As the long summer days come to a close, Gratia Lee, director of Loomis' Sustainable Agriculture Program summarized some of the many activities that took place through the Island's busy growing season.
"We've had a hugely successful season in the gardens this year," commented Gratia, who has spearheaded and expanded a number of agricultural projects since her arrival on campus in 2014.
Crops produced in the Ag Program this year included onions, basil, spinach, field greens, beans, Swiss chard, kale, strawberries, raspberries, blueberries, blackberries, red currants, beets, zucchini, potatoes, sweet potatoes, carrots, peas, garlic, mint, cabbage, cucumbers, rhubarb, grapes, five different varieties of tomatoes, and various seasoning herbs.

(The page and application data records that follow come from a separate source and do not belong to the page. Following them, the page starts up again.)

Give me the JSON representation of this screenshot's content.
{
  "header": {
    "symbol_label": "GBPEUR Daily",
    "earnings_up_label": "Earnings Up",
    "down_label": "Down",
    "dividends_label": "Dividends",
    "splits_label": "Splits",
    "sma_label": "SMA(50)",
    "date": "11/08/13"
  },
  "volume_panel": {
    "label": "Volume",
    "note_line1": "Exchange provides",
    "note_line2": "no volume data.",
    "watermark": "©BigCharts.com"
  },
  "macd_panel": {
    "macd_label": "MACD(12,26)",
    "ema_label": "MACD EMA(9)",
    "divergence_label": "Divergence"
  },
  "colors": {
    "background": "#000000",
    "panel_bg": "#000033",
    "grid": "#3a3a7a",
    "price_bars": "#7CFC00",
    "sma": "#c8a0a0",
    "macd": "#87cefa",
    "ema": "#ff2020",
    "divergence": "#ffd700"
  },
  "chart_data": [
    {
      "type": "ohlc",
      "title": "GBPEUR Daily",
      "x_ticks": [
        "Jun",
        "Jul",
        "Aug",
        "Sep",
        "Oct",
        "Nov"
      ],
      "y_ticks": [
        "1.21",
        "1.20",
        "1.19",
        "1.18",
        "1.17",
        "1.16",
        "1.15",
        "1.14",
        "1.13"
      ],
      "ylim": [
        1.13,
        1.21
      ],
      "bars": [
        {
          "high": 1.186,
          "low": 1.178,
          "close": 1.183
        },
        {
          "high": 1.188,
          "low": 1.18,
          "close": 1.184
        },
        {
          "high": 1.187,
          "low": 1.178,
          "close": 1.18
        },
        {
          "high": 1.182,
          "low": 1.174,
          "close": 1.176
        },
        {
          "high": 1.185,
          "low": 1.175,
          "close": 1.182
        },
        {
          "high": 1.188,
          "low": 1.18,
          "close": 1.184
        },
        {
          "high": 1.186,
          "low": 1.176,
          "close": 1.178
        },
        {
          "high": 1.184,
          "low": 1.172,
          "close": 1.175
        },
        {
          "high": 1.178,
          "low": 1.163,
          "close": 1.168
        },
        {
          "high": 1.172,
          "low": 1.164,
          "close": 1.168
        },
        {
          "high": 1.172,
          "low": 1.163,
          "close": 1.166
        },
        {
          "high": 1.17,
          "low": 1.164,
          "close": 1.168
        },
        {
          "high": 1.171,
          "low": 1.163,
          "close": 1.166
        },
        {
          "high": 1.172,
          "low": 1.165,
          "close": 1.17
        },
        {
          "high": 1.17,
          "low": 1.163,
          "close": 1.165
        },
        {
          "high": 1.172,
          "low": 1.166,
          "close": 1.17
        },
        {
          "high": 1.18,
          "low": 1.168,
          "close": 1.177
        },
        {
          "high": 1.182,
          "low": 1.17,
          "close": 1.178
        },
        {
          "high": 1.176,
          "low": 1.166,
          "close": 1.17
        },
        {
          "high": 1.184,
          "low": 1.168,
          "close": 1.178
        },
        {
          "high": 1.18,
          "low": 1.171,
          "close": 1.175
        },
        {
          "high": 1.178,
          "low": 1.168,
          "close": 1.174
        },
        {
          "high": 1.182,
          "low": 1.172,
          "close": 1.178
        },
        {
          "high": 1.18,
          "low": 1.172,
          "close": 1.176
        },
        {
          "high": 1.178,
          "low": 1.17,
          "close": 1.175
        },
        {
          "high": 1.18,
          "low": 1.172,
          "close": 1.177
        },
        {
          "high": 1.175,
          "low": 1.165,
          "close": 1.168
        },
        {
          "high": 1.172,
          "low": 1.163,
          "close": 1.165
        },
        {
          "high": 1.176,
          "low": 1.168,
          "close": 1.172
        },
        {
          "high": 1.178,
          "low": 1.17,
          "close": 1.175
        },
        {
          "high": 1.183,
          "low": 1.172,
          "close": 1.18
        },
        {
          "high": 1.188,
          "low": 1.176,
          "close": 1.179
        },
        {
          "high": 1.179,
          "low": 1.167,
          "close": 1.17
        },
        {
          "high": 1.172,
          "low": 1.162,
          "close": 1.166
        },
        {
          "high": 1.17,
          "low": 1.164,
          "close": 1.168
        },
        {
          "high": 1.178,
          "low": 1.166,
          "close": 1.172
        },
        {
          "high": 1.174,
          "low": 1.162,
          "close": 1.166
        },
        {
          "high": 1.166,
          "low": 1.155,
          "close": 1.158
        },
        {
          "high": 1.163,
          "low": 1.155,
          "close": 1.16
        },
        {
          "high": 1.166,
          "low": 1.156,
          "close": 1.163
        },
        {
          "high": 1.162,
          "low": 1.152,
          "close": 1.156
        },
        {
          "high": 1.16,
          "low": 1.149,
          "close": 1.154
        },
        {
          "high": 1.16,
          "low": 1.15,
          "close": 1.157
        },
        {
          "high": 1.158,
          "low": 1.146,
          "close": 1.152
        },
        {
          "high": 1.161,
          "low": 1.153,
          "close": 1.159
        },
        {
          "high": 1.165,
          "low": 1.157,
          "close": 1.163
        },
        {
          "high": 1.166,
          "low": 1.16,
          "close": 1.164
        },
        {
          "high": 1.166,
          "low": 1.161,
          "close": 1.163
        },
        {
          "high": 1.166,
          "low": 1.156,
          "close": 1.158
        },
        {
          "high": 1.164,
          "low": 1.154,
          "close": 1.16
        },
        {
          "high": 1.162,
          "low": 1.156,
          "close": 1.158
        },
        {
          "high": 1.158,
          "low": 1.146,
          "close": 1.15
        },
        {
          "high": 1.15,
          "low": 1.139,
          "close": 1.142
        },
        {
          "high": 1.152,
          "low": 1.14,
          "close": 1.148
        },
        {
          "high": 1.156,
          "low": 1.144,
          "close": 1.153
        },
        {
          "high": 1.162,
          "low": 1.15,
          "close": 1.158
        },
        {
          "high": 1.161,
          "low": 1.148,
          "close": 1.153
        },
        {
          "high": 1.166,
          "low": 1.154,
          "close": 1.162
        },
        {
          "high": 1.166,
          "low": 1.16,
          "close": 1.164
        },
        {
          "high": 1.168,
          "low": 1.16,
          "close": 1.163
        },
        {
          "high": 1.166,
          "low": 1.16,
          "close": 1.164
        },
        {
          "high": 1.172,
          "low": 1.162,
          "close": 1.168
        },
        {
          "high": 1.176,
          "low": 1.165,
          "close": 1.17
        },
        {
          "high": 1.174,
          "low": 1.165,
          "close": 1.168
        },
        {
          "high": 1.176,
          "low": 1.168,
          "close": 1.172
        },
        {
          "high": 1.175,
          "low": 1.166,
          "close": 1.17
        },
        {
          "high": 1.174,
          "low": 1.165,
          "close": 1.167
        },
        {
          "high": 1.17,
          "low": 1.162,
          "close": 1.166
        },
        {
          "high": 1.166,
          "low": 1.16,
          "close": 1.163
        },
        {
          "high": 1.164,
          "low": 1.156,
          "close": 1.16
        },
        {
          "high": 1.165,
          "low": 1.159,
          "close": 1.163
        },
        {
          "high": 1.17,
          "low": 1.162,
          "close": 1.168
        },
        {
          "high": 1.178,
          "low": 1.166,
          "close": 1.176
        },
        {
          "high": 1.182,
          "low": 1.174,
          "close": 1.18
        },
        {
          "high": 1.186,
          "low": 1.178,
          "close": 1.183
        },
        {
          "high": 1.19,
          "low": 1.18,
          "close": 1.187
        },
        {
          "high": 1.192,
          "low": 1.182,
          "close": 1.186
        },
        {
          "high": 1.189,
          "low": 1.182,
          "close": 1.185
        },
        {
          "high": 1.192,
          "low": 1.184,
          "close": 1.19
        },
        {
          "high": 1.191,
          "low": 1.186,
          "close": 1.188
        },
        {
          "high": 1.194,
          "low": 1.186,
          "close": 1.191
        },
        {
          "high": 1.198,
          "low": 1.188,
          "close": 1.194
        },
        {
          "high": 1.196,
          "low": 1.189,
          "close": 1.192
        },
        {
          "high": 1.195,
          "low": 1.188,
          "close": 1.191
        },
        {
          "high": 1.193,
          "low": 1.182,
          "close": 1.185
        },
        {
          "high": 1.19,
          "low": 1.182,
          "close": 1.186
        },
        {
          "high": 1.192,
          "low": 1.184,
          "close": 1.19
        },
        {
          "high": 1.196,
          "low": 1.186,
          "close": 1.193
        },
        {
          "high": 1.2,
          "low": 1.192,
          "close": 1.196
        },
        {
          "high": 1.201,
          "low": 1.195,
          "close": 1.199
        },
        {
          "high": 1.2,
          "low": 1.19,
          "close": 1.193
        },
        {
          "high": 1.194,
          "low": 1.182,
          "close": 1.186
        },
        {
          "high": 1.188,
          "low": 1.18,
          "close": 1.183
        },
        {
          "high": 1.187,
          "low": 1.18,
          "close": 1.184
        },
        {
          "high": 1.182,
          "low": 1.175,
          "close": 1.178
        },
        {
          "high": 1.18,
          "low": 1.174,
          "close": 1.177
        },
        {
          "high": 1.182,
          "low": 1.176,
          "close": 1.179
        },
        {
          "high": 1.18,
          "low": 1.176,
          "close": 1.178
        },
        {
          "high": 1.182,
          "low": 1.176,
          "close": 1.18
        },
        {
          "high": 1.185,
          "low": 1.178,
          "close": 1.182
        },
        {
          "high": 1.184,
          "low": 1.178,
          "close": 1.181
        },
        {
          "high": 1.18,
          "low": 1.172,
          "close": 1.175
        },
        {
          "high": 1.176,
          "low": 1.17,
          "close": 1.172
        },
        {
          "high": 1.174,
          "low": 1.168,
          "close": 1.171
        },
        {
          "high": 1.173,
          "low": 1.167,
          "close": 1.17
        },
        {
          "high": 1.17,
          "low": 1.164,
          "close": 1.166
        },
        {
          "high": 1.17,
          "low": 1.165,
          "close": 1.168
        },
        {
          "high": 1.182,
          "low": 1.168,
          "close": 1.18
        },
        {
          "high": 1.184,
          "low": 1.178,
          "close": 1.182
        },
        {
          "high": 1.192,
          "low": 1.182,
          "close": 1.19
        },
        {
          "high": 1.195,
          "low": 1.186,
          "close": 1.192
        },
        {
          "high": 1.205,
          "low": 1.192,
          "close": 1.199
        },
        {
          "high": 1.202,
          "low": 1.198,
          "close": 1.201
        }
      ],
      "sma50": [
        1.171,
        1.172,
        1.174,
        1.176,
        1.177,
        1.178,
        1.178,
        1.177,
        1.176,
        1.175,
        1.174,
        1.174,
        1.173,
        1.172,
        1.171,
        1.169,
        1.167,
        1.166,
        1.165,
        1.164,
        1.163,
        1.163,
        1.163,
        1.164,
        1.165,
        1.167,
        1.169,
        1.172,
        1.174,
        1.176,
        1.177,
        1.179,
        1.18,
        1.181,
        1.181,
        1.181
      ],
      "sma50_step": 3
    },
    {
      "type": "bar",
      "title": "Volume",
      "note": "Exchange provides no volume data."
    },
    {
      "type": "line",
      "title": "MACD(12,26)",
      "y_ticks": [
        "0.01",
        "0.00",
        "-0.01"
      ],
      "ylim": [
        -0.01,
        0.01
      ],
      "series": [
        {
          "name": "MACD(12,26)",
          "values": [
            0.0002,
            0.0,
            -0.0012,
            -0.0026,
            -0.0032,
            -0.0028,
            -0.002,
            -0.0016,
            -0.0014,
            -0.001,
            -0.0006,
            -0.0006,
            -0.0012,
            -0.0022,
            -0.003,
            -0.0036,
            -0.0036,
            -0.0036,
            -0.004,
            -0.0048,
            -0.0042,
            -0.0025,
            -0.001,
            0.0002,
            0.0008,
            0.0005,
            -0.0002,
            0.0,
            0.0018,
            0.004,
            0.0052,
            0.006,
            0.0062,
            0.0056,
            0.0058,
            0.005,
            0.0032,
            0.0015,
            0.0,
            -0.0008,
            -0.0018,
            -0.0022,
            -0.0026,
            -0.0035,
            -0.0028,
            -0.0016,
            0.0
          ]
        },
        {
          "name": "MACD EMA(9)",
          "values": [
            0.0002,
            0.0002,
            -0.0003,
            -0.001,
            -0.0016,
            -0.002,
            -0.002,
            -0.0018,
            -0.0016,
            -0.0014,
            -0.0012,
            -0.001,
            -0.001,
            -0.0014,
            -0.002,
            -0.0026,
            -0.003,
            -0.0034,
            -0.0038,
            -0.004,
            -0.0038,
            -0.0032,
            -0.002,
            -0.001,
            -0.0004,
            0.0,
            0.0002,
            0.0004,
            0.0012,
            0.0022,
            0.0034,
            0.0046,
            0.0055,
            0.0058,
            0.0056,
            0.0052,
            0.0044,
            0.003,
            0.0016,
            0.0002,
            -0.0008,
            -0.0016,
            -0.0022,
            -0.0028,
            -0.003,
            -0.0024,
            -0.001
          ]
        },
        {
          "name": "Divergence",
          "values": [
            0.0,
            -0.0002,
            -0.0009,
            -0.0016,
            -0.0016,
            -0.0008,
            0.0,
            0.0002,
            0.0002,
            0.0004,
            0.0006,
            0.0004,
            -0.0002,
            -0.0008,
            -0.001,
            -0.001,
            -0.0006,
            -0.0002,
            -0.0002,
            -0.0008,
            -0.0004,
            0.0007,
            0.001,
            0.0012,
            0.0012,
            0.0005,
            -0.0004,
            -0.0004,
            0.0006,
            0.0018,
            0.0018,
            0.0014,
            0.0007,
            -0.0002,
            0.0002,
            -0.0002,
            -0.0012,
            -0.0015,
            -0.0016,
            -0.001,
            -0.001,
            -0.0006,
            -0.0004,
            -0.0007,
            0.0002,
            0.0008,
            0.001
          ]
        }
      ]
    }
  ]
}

When school is out, there are fewer hands to help with the work, and Gratia is grateful for the help of 19 students this summer, including student volunteers and other students who fulfilled their workjob requirements for the 2017–18 school year. Summer intern Chantal Fauteaux and a small number of faculty members who were on campus rounded out Gratia's hard-working team of gardeners.
"I couldn't have done it without them," Gratia acknowledged.
In addition, students in Loomis' five-week Summer Program rotated in small groups through the agriculture program. They learned about food security and where food comes from, according to Gratia, and helped to tend the gardens and the chickens and goats that live on campus. Summer Program students also learned to make red currant jam, mint lemonade, and green kale smoothies with some ingredients grown on campus.
The majority of the harvest goes to school community members who pay to join the CSA (Community Supported Agriculture) program, said Gratia, who is pleased that there was enough produce beyond the CSA distribution to make a significant donation to the Windsor Food Bank in August. Additional surplus was sold at a student-run farmer's market on campus during Opening Days. Sales at the farmer's market directed $150 toward the Ag Program budget.
More than a dozen Loomis faculty, staff, and their families also maintained their own personal gardening plots in Loomis' on-campus community gardens. In exchange for use of these fertile plots, Loomis gardeners assume a one-week rotation caring for the chickens during the summer. The Loomis community gardeners, who cultivated a variety of produce, herbs, and flowers, gathered one evening before the start of classes to celebrate their harvest and share dishes made from garden-grown ingredients.
This fall and winter, Gratia looks forward to devoting time to the Ag Program's other projects with 18 ag-proctors this year. Some of the projects include creating a new, safer space for the school's two honeybee hives on campus; building an herbal tea garden and apple cider press as part of the Gilchrist Environmental Fellowship program; continuing a project that brings sustainable agriculture curriculum to local elementary schools; and further developing aquaponics in the school's greenhouse.